(Data records for software interfaces)
- - - - -
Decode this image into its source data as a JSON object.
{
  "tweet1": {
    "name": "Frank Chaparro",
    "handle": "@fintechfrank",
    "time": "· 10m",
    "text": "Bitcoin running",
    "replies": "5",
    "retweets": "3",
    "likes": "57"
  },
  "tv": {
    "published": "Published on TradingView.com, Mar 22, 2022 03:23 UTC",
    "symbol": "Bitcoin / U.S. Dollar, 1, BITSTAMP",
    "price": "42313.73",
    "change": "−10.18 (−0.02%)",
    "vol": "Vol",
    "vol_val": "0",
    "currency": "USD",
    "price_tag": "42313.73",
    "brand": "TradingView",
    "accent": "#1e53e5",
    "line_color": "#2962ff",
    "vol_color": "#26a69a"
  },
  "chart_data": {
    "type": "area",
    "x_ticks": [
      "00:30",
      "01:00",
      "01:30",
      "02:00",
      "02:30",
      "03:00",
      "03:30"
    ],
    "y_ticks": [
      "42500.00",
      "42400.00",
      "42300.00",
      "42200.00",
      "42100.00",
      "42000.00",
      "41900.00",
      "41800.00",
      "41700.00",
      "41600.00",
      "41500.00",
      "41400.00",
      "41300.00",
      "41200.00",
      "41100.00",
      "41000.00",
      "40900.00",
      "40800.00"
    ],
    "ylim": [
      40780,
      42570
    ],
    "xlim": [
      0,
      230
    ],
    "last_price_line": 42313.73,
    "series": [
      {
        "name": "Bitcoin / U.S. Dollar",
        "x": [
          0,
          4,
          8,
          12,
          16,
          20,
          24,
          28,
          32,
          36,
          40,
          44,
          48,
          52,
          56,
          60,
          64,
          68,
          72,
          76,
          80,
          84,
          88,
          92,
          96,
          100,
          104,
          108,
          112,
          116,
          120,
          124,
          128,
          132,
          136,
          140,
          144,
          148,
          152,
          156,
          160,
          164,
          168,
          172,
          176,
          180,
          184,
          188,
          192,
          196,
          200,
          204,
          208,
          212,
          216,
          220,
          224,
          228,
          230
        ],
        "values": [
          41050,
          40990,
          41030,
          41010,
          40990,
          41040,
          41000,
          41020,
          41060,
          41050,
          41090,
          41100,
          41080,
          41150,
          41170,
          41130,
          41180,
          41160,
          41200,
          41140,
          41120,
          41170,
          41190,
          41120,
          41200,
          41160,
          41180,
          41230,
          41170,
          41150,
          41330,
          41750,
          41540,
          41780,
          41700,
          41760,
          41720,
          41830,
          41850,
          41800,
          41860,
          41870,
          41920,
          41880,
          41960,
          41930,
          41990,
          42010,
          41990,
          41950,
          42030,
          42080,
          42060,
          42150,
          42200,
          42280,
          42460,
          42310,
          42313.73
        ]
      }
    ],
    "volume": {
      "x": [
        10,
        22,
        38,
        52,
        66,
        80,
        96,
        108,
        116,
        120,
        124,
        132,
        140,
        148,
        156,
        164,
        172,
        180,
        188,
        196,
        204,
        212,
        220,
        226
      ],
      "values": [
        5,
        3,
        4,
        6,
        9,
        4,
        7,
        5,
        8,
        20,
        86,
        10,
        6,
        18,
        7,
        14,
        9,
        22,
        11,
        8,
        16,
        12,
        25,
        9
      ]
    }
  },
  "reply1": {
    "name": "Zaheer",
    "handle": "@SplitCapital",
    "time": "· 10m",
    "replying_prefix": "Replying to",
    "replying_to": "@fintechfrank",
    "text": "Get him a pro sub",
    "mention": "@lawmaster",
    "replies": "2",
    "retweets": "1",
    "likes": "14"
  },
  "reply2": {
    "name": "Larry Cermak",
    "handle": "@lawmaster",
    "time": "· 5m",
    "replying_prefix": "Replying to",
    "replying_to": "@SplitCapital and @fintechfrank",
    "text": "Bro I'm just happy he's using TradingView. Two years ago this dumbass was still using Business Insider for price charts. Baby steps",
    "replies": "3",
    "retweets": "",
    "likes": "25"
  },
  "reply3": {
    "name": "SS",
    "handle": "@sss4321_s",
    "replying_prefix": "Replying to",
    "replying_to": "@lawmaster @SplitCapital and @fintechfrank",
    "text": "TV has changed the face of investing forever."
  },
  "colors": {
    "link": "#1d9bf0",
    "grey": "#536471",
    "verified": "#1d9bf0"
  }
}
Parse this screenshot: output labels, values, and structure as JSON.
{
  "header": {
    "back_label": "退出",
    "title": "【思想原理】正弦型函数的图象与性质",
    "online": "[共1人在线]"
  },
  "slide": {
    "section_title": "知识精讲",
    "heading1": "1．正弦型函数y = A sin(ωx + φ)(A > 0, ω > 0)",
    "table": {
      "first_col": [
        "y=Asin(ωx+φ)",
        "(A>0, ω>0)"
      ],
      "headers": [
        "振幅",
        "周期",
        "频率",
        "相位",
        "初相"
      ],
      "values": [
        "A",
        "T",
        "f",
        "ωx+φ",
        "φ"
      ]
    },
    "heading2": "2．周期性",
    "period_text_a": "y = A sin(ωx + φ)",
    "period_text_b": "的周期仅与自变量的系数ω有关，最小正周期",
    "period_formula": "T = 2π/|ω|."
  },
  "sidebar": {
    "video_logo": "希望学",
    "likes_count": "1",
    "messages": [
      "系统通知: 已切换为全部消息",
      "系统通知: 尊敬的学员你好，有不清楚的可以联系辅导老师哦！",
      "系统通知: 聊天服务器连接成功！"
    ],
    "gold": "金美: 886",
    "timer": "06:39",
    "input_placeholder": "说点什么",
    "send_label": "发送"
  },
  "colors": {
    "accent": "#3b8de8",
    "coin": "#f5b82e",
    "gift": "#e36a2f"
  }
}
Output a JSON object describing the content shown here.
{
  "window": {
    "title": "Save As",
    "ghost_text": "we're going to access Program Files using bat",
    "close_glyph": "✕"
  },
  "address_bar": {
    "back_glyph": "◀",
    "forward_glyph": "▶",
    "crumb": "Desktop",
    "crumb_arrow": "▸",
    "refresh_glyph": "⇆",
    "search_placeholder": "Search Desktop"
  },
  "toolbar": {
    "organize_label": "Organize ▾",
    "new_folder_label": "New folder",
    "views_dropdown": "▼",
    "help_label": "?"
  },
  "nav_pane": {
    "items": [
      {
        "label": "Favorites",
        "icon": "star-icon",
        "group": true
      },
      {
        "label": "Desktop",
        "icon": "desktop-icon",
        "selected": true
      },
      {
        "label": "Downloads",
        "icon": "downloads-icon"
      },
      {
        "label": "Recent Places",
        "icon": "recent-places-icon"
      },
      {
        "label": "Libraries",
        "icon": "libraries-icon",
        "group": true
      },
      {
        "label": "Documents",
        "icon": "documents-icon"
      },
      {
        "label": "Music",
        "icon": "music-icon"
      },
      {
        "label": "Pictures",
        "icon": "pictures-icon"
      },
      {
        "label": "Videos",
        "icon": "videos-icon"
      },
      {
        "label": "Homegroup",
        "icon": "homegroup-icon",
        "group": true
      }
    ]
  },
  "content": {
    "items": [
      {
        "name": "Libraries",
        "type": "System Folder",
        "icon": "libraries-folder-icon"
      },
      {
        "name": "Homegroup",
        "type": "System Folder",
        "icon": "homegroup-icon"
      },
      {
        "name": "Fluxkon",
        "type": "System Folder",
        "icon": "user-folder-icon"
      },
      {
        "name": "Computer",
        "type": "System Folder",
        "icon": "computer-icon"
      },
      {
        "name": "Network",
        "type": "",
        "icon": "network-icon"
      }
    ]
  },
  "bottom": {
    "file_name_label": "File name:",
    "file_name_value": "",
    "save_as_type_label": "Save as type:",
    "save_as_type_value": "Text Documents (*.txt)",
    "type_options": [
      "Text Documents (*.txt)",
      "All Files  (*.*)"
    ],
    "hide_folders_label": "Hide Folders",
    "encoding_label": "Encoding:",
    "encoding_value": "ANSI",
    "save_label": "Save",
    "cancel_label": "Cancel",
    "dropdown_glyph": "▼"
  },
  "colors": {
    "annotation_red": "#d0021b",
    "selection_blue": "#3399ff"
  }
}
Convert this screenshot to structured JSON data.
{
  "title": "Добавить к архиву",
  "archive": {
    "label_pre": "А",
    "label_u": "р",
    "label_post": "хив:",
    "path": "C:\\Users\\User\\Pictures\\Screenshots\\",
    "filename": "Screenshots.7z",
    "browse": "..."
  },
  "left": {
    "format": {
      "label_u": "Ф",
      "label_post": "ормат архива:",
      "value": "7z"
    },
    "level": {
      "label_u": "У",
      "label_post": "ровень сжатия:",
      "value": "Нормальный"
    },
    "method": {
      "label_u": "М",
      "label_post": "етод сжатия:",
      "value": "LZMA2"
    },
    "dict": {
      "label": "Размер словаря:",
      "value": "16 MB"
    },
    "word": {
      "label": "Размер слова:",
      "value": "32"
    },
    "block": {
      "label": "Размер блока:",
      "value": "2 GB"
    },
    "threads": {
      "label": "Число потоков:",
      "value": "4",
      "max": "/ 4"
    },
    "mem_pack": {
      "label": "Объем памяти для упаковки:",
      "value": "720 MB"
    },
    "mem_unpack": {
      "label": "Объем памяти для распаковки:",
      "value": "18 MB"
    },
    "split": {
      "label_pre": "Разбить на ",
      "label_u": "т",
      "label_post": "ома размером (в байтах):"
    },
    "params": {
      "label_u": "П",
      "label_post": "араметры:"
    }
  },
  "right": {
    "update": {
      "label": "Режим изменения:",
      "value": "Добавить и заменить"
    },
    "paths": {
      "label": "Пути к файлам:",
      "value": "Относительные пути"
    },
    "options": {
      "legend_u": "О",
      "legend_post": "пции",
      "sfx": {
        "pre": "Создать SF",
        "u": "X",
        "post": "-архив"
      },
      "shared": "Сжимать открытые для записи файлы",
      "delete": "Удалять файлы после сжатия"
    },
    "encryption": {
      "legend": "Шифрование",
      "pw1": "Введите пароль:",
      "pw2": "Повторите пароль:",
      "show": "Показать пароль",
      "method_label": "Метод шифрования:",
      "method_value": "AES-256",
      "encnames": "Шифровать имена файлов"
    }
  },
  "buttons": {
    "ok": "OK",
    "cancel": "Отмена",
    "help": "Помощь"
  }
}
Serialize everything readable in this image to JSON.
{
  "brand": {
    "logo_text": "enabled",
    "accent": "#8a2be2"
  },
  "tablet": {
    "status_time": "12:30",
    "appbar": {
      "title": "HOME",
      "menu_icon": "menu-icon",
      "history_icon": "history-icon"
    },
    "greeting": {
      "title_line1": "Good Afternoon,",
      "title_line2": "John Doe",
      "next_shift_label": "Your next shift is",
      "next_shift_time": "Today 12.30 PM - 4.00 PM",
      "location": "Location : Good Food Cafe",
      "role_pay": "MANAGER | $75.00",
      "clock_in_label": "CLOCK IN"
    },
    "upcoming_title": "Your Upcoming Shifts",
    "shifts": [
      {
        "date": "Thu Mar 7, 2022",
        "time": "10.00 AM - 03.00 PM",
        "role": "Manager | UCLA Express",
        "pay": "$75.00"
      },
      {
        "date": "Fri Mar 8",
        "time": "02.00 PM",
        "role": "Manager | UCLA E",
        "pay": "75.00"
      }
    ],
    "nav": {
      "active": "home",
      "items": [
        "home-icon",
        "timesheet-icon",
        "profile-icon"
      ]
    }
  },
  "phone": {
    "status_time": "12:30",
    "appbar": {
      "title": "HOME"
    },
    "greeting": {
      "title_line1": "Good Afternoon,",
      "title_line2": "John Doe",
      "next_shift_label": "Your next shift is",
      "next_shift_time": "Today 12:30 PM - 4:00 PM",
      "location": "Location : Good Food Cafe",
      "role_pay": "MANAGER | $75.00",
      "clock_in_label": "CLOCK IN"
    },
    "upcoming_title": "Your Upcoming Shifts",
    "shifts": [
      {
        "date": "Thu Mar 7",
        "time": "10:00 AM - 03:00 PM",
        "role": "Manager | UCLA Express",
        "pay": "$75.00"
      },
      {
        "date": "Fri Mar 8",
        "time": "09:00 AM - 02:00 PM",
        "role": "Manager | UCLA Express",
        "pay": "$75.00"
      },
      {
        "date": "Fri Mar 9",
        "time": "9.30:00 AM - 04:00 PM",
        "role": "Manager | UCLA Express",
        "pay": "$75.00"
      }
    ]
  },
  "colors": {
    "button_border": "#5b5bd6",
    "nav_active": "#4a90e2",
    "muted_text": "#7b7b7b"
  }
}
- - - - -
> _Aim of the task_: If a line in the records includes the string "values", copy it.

> _Final answer_:
        "values": [
      "values": [
Parse this screenshot: output labels, values, and structure as JSON.
      "values": [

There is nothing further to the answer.